Food is essential for a baby’s growth. Even in an emergency, parents should avoid giving contaminated food to their newborn. It is crucial to ensure that food is well-preserved for the baby’s well-being.
Keeping baby’s home hygienic
Flora, I see that you have a lot of pets and other animals in your home. And they are always in contact with your baby.
That’s ok. These animals are harmless. They won’t hurt him.
But your baby needs a clean and healthy environment. You know that, right?
Then make sure your pets are vaccinated and healthy. If not, your baby is at risk of infection or developing allergies.
Be careful! Unvaccinated or sick animals and their droppings are sources of infection and disease for your baby.
A suitable diet for your baby
What a nice smell! What are you cooking, Myriam?
Vegetable soup for my little princess.
I am not joking. I made this soup from freshly-picked organic vegetables and I prepared it hygienically to keep my baby healthy.
Don’t you think it’s a little early to be giving your baby soup?
Don’t worry, she’ll be seven months old soon.
From six months of age, you can introduce other foods into a baby’s diet. You must also ensure that the baby receives at least a minimum number of meals every day, depending on their age. And above all, breastfeed your baby until he or she is two years old or more.
This is important! Good hygiene should always be a priority when feeding your baby.
Taking care of your baby’s clothes
Hey, Awa! You seem to be doing laundry all the time!
My dear, a baby’s well-being depends on the cleanliness of the clothes they wear.
You are absolutely right. Babies are very fragile.
That’s why it’s so important to always make sure their clothes are clean and avoid the risk of infection.
A baby’s well-being is important. Parents should make sure their baby’s clothes are clean. Parents, make it a priority!
Contributed by: Amy Keita, journalist in Senegal
Reviewed by: Frank Evariste Sanou, Health-Nutrition Coordinator, Save the Children International, Burkina Faso
This resource was produced for the VIMPlus project.
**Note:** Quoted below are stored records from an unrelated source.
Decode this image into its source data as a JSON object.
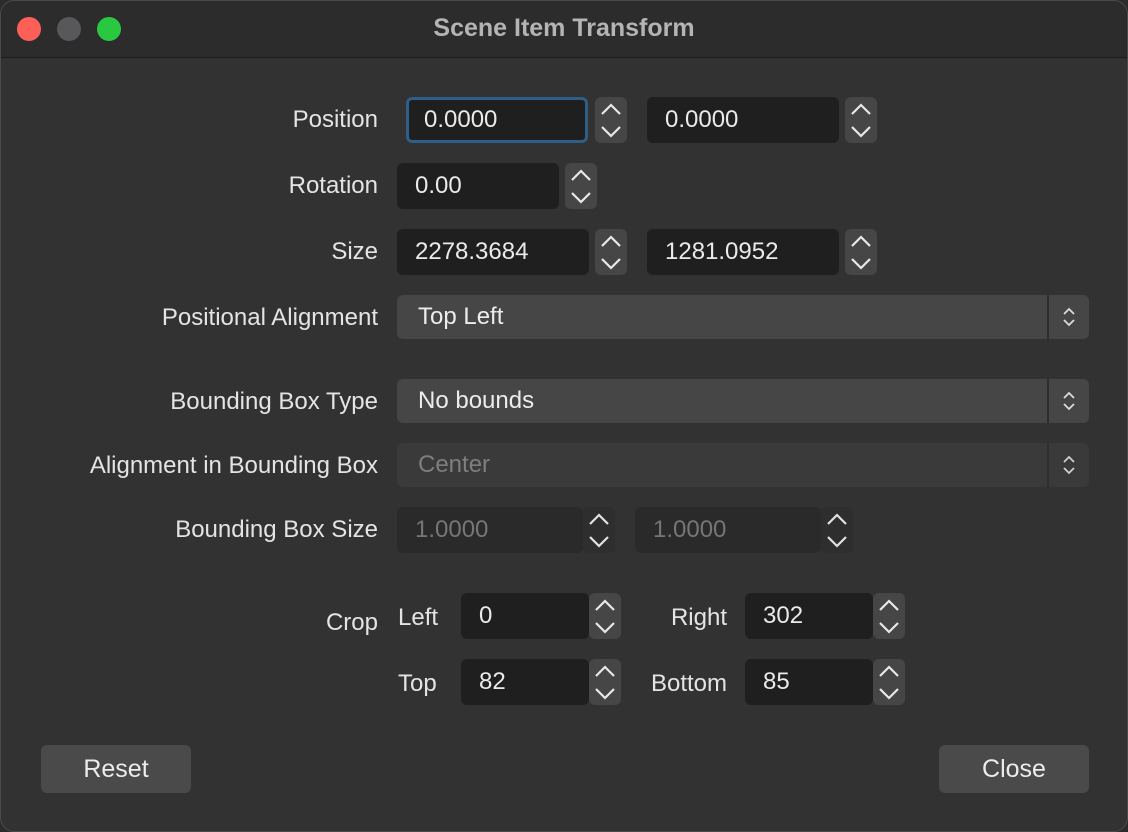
{
  "window": {
    "title": "Scene Item Transform"
  },
  "position": {
    "label": "Position",
    "x": "0.0000",
    "y": "0.0000"
  },
  "rotation": {
    "label": "Rotation",
    "value": "0.00"
  },
  "size": {
    "label": "Size",
    "width": "2278.3684",
    "height": "1281.0952"
  },
  "positional_alignment": {
    "label": "Positional Alignment",
    "value": "Top Left"
  },
  "bounding_box_type": {
    "label": "Bounding Box Type",
    "value": "No bounds"
  },
  "alignment_in_bounding_box": {
    "label": "Alignment in Bounding Box",
    "value": "Center"
  },
  "bounding_box_size": {
    "label": "Bounding Box Size",
    "width": "1.0000",
    "height": "1.0000"
  },
  "crop": {
    "label": "Crop",
    "left_label": "Left",
    "left": "0",
    "right_label": "Right",
    "right": "302",
    "top_label": "Top",
    "top": "82",
    "bottom_label": "Bottom",
    "bottom": "85"
  },
  "buttons": {
    "reset": "Reset",
    "close": "Close"
  },
  "colors": {
    "close": "#fe5f57",
    "minimize": "#58585a",
    "zoom": "#2ac841",
    "focus_ring": "#2f5f86"
  },
  "icons": {
    "spin_up": "chevron-up-icon",
    "spin_down": "chevron-down-icon",
    "combo": "up-down-chevron-icon"
  }
}
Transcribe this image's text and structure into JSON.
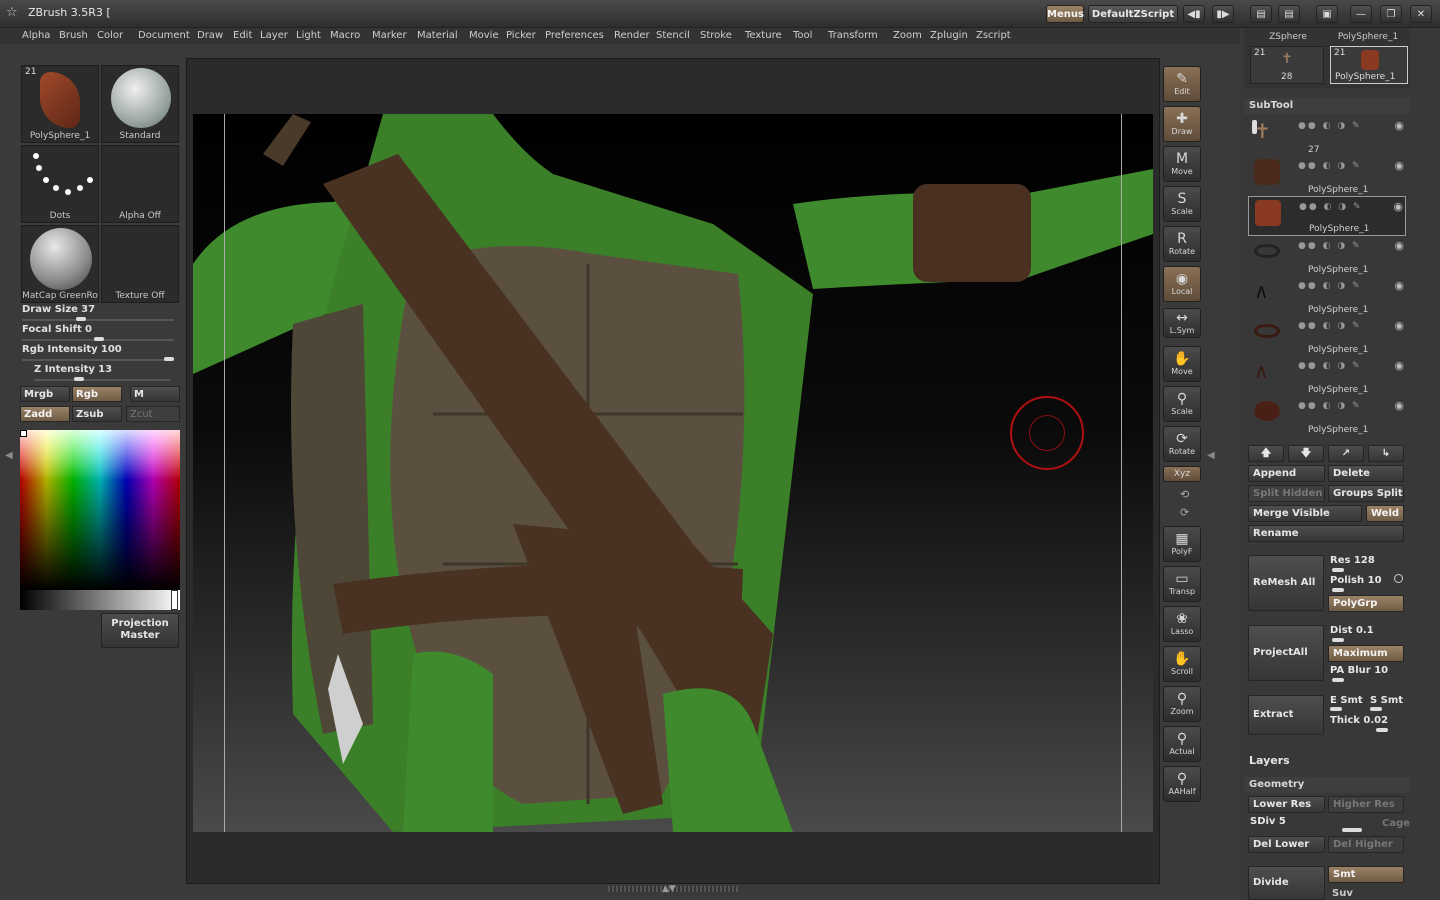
{
  "app": {
    "title": "ZBrush 3.5R3 ["
  },
  "menubar": [
    "Alpha",
    "Brush",
    "Color",
    "Document",
    "Draw",
    "Edit",
    "Layer",
    "Light",
    "Macro",
    "Marker",
    "Material",
    "Movie",
    "Picker",
    "Preferences",
    "Render",
    "Stencil",
    "Stroke",
    "Texture",
    "Tool",
    "Transform",
    "Zoom",
    "Zplugin",
    "Zscript"
  ],
  "topright": {
    "menus": "Menus",
    "script": "DefaultZScript"
  },
  "left": {
    "thumbs": [
      {
        "label": "PolySphere_1",
        "badge": "21"
      },
      {
        "label": "Standard"
      },
      {
        "label": "Dots"
      },
      {
        "label": "Alpha Off"
      },
      {
        "label": "MatCap GreenRo"
      },
      {
        "label": "Texture Off"
      }
    ],
    "sliders": [
      {
        "label": "Draw Size",
        "value": "37",
        "pos": 0.37
      },
      {
        "label": "Focal Shift",
        "value": "0",
        "pos": 0.5
      },
      {
        "label": "Rgb Intensity",
        "value": "100",
        "pos": 1.0
      },
      {
        "label": "Z Intensity",
        "value": "13",
        "pos": 0.13
      }
    ],
    "mrgb": "Mrgb",
    "rgb": "Rgb",
    "m": "M",
    "zadd": "Zadd",
    "zsub": "Zsub",
    "zcut": "Zcut",
    "projection": "Projection Master"
  },
  "tools": [
    "Edit",
    "Draw",
    "Move",
    "Scale",
    "Rotate",
    "Local",
    "L.Sym",
    "Move",
    "Scale",
    "Rotate",
    "Xyz",
    "PolyF",
    "Transp",
    "Lasso",
    "Scroll",
    "Zoom",
    "Actual",
    "AAHalf"
  ],
  "right": {
    "top_tools": [
      {
        "label": "ZSphere",
        "count": "21",
        "sub": "28"
      },
      {
        "label": "PolySphere_1",
        "count": "21",
        "sub": "PolySphere_1"
      }
    ],
    "subtool_head": "SubTool",
    "subtools": [
      "27",
      "PolySphere_1",
      "PolySphere_1",
      "PolySphere_1",
      "PolySphere_1",
      "PolySphere_1",
      "PolySphere_1",
      "PolySphere_1"
    ],
    "append": "Append",
    "delete": "Delete",
    "split_hidden": "Split Hidden",
    "groups_split": "Groups Split",
    "merge_visible": "Merge Visible",
    "weld": "Weld",
    "rename": "Rename",
    "remesh": "ReMesh All",
    "res": "Res 128",
    "polish": "Polish 10",
    "polygrp": "PolyGrp",
    "projectall": "ProjectAll",
    "dist": "Dist 0.1",
    "maximum": "Maximum",
    "pablur": "PA Blur 10",
    "extract": "Extract",
    "esmt": "E Smt",
    "ssmt": "S Smt",
    "thick": "Thick 0.02",
    "layers": "Layers",
    "geometry": "Geometry",
    "lower_res": "Lower Res",
    "higher_res": "Higher Res",
    "sdiv": "SDiv 5",
    "cage": "Cage",
    "del_lower": "Del Lower",
    "del_higher": "Del Higher",
    "divide": "Divide",
    "smt": "Smt",
    "suv": "Suv"
  }
}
VIMPlus is part of USAID’s Resilience Building in the Sahel (RISE) program, which helps vulnerable communities in Burkina Faso and Niger prepare for and effectively manage recurring crises and find sustainable ways out of poverty.